BEGIN

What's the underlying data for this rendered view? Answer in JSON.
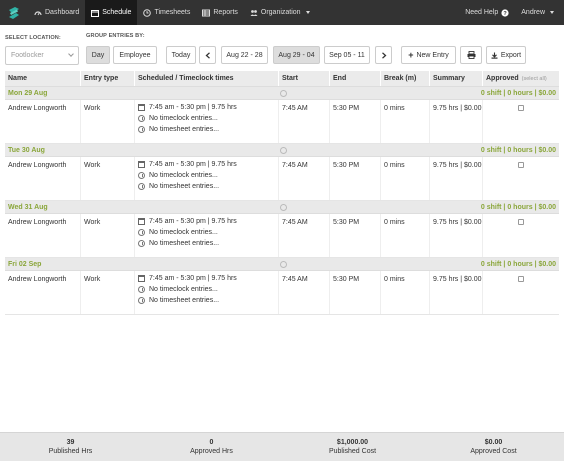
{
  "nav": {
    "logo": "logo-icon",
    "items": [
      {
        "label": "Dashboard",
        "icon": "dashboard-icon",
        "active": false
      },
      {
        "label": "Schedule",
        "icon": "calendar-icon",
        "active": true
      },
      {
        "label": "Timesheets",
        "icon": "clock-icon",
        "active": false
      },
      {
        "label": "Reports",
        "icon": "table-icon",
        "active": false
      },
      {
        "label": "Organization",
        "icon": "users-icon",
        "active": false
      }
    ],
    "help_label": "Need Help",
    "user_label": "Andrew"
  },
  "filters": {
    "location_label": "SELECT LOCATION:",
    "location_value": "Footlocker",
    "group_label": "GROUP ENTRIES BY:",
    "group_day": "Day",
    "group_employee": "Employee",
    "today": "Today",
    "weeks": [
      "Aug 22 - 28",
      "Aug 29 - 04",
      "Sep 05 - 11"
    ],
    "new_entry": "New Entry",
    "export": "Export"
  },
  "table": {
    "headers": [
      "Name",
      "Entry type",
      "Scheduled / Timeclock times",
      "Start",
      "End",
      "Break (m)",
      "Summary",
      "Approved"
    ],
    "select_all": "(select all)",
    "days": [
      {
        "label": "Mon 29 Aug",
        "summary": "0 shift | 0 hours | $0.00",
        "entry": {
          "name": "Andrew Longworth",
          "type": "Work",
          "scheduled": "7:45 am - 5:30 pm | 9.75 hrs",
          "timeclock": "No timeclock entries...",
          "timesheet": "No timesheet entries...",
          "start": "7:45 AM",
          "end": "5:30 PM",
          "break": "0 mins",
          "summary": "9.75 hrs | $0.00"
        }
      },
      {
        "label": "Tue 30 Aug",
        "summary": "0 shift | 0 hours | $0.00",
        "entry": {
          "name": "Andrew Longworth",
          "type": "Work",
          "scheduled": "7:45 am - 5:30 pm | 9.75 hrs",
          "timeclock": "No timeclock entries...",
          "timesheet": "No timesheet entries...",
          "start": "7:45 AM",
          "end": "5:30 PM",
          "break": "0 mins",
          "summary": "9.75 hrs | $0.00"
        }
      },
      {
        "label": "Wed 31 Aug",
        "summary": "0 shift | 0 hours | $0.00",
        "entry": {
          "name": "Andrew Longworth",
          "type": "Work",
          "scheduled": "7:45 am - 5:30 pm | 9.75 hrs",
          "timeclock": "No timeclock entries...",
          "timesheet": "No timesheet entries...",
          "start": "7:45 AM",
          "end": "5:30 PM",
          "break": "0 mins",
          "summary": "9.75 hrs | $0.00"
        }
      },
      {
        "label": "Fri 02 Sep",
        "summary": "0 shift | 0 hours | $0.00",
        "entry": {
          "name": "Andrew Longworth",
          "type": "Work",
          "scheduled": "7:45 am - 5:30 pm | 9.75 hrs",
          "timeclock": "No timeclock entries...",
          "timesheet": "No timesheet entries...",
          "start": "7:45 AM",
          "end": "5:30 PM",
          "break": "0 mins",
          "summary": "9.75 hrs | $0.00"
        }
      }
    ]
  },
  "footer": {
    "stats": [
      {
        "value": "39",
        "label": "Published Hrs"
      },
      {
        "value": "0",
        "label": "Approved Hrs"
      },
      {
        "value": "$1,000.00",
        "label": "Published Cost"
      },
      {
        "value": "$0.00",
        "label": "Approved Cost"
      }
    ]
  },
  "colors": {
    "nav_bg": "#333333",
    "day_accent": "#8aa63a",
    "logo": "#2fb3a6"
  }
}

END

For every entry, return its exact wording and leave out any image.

What's the underlying data for this rendered view? Answer in JSON.
{
  "nav": {
    "logo": "logo-icon",
    "items": [
      {
        "label": "Dashboard",
        "icon": "dashboard-icon",
        "active": false
      },
      {
        "label": "Schedule",
        "icon": "calendar-icon",
        "active": true
      },
      {
        "label": "Timesheets",
        "icon": "clock-icon",
        "active": false
      },
      {
        "label": "Reports",
        "icon": "table-icon",
        "active": false
      },
      {
        "label": "Organization",
        "icon": "users-icon",
        "active": false
      }
    ],
    "help_label": "Need Help",
    "user_label": "Andrew"
  },
  "filters": {
    "location_label": "SELECT LOCATION:",
    "location_value": "Footlocker",
    "group_label": "GROUP ENTRIES BY:",
    "group_day": "Day",
    "group_employee": "Employee",
    "today": "Today",
    "weeks": [
      "Aug 22 - 28",
      "Aug 29 - 04",
      "Sep 05 - 11"
    ],
    "new_entry": "New Entry",
    "export": "Export"
  },
  "table": {
    "headers": [
      "Name",
      "Entry type",
      "Scheduled / Timeclock times",
      "Start",
      "End",
      "Break (m)",
      "Summary",
      "Approved"
    ],
    "select_all": "(select all)",
    "days": [
      {
        "label": "Mon 29 Aug",
        "summary": "0 shift | 0 hours | $0.00",
        "entry": {
          "name": "Andrew Longworth",
          "type": "Work",
          "scheduled": "7:45 am - 5:30 pm | 9.75 hrs",
          "timeclock": "No timeclock entries...",
          "timesheet": "No timesheet entries...",
          "start": "7:45 AM",
          "end": "5:30 PM",
          "break": "0 mins",
          "summary": "9.75 hrs | $0.00"
        }
      },
      {
        "label": "Tue 30 Aug",
        "summary": "0 shift | 0 hours | $0.00",
        "entry": {
          "name": "Andrew Longworth",
          "type": "Work",
          "scheduled": "7:45 am - 5:30 pm | 9.75 hrs",
          "timeclock": "No timeclock entries...",
          "timesheet": "No timesheet entries...",
          "start": "7:45 AM",
          "end": "5:30 PM",
          "break": "0 mins",
          "summary": "9.75 hrs | $0.00"
        }
      },
      {
        "label": "Wed 31 Aug",
        "summary": "0 shift | 0 hours | $0.00",
        "entry": {
          "name": "Andrew Longworth",
          "type": "Work",
          "scheduled": "7:45 am - 5:30 pm | 9.75 hrs",
          "timeclock": "No timeclock entries...",
          "timesheet": "No timesheet entries...",
          "start": "7:45 AM",
          "end": "5:30 PM",
          "break": "0 mins",
          "summary": "9.75 hrs | $0.00"
        }
      },
      {
        "label": "Fri 02 Sep",
        "summary": "0 shift | 0 hours | $0.00",
        "entry": {
          "name": "Andrew Longworth",
          "type": "Work",
          "scheduled": "7:45 am - 5:30 pm | 9.75 hrs",
          "timeclock": "No timeclock entries...",
          "timesheet": "No timesheet entries...",
          "start": "7:45 AM",
          "end": "5:30 PM",
          "break": "0 mins",
          "summary": "9.75 hrs | $0.00"
        }
      }
    ]
  },
  "footer": {
    "stats": [
      {
        "value": "39",
        "label": "Published Hrs"
      },
      {
        "value": "0",
        "label": "Approved Hrs"
      },
      {
        "value": "$1,000.00",
        "label": "Published Cost"
      },
      {
        "value": "$0.00",
        "label": "Approved Cost"
      }
    ]
  },
  "colors": {
    "nav_bg": "#333333",
    "day_accent": "#8aa63a",
    "logo": "#2fb3a6"
  }
}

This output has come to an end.